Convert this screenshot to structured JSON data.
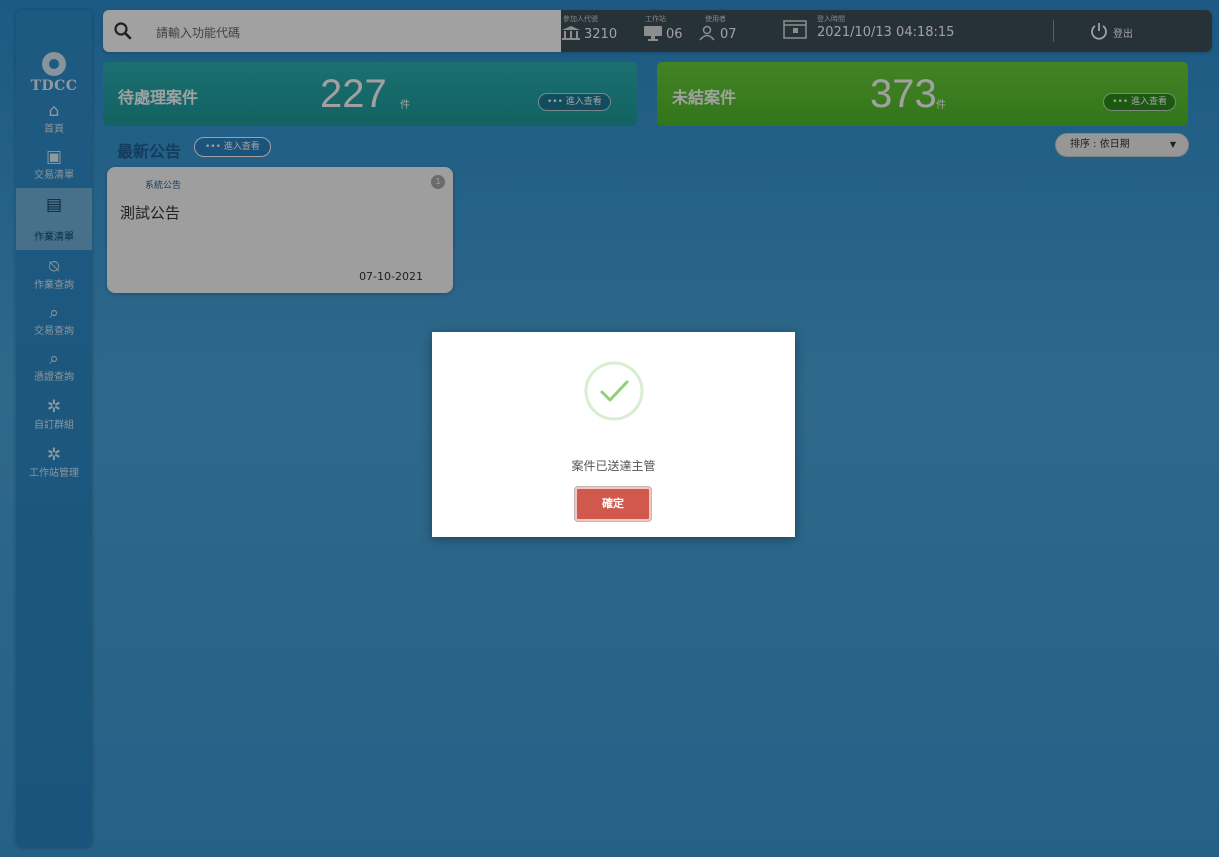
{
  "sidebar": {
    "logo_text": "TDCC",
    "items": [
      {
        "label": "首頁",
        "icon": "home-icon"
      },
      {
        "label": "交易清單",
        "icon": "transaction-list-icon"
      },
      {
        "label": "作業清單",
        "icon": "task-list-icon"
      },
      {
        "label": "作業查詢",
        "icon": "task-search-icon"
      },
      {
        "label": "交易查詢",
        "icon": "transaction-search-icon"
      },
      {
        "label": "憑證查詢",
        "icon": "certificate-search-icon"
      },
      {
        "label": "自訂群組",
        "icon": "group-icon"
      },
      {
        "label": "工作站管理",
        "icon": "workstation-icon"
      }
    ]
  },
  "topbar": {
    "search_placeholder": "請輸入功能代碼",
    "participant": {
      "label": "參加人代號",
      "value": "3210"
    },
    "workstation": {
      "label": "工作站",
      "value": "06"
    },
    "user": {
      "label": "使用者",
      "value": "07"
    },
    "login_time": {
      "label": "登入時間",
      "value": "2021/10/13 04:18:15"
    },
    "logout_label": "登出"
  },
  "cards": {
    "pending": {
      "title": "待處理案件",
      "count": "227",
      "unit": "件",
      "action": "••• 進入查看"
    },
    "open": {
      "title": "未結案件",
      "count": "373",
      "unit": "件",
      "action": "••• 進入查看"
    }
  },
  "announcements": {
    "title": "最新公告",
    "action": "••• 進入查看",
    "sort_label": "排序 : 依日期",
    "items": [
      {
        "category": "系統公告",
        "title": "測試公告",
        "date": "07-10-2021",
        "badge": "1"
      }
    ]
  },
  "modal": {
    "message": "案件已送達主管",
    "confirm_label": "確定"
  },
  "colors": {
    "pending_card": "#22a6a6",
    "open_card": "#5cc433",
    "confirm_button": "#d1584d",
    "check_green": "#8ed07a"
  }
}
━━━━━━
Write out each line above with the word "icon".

Task response -
        "icon": "home-icon"
        "icon": "transaction-list-icon"
        "icon": "task-list-icon"
        "icon": "task-search-icon"
        "icon": "transaction-search-icon"
        "icon": "certificate-search-icon"
        "icon": "group-icon"
        "icon": "workstation-icon"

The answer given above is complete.